SS: Quotes out of Context


I like this quote because it affirms my faith that my life will eventually make sense.

Because up until now it’s been a random and disconnected series of events that doesn’t seem to be going anywhere, and the reason this doesn’t completely paralyze me with existential dread is because I trust that I won’t realize the outcome of my self-construction until later, when I can look back and see my decisions as necessary pillars.

Why later? We know that future events give meaning to past ones just by watching a movie with a twist ending, or living long enough to see patterns emerge in ourselves and others that reveal our character. It’s easy to be patient one time, but patience of character shows through consistency, and consistency takes time to show. Similarly when you fight with someone – you will never know if you are in the right, or at the whim of some blind spot – not until or if you show a pattern of the same kind of kind of fight, the same kind of criticism. We can never be sure about much in the way of self-justification as long as the future continues to unfold.

So, I do have faith after all; but it’s in myself. That as long as I keep doing those things I want to keep doing, even if there’s no clear reason why, I will become the person I want to be.  I trust that someday I’ll be able to look back and think “oh yeah, that’s why I did that. Because that’s the kind of person I have turned out to be. It didn’t make sense at the time because I was not that person yet, I was only becoming.” And if I never attain that feeling – well, I’ll be too dead to know nothing ever did make sense in the end.  It’s like Pascal’s Wager for the self-involved.

So, this quote makes sense to me. I need it to.

The full quote goes like this:

“It is really true what philosophy tells us, that life must be understood backwards.
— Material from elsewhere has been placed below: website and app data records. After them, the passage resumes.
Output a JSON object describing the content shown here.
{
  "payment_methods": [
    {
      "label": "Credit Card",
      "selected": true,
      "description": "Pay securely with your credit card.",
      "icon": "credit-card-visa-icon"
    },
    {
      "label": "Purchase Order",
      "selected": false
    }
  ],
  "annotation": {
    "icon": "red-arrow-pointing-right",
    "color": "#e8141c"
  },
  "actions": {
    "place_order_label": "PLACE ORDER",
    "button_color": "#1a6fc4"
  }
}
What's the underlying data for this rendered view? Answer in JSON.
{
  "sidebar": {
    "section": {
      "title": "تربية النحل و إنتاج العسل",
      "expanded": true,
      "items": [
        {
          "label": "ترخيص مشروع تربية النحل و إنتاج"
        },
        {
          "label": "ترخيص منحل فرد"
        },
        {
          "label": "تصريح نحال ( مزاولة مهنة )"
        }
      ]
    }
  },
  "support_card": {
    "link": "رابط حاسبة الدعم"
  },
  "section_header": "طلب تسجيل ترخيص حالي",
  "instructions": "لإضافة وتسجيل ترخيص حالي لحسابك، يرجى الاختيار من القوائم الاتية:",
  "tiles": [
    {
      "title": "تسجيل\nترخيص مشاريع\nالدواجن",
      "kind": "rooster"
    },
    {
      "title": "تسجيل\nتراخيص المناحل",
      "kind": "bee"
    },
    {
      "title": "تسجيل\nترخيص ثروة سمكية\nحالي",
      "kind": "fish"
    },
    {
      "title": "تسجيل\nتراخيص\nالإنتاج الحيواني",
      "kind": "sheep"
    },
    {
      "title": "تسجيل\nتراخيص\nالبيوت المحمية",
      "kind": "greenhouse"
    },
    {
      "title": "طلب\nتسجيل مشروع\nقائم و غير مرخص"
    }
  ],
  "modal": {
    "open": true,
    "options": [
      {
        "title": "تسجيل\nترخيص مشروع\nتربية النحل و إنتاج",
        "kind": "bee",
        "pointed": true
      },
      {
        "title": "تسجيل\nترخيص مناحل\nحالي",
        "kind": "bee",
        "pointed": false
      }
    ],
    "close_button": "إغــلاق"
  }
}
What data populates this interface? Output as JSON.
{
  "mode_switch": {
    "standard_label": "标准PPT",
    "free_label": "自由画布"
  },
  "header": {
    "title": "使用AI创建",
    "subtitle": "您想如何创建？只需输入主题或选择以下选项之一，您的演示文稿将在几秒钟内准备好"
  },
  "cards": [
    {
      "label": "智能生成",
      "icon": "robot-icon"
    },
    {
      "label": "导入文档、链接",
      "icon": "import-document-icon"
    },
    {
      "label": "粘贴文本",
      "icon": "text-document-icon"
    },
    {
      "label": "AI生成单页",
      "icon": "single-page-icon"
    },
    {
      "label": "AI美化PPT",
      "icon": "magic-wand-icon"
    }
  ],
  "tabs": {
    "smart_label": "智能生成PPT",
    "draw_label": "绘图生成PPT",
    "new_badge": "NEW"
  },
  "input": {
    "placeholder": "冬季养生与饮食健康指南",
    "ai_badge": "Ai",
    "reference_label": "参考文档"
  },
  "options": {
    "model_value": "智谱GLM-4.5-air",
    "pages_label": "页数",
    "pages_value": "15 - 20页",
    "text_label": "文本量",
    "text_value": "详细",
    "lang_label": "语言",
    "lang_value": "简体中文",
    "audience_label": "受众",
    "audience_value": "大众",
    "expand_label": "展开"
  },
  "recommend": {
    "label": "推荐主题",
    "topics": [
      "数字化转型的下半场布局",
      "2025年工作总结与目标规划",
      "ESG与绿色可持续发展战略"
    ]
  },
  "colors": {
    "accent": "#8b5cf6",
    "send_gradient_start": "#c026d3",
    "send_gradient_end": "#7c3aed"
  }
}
But with this, one forgets the second proposition, that it must be lived forwards. A proposition which, the more it is subjected to careful thought, the more it ends up concluding precisely that life at any given moment cannot really ever be fully understood; exactly because there is no single moment where time stops completely in order for me to take position [to do this]: going backwards.”

Well well well, how the meaning has changed. Here he seems to emphasize the “living forward” part as if to remind us that we might forget to do this if we are continually looking backwards for meaning (which he takes for granted as something philosophy “tells us”).  But it’s because we are always going forward – and in doing so, constantly changing the meaning of the past – that we can never actually take the position of looking backward from a fixed point where the past’s meaning has been set in stone.

So, where the quote I have always loved suggests life can be understood, the not-shortened version says that it’s impossible.  How embarrassing!

I want to mention Steve Jobs’ similar quote, which my original interpretation of this quote might better apply to.

“You can’t connect the dots looking forward; you can only connect them looking backwards. So you have to trust that the dots will somehow connect in your future. You have to trust in something — your gut, destiny, life, karma, whatever.”

I take this to also say that you can’t plan the life you’ll have, you can’t predict how you’ll feel, what you’ll do, in any given situation. And if you try – like picking a career path because it seems stable and doing such and such to get there – we will be doomed to dissatisfaction because we aren’t honouring our gut, or whatever.

The questions I have for readers – what “guides” you in your life decisions? Does it feel like a story with no plot or is there a common thread? Does it make more sense looking backward, or are you still working it out? Do you care?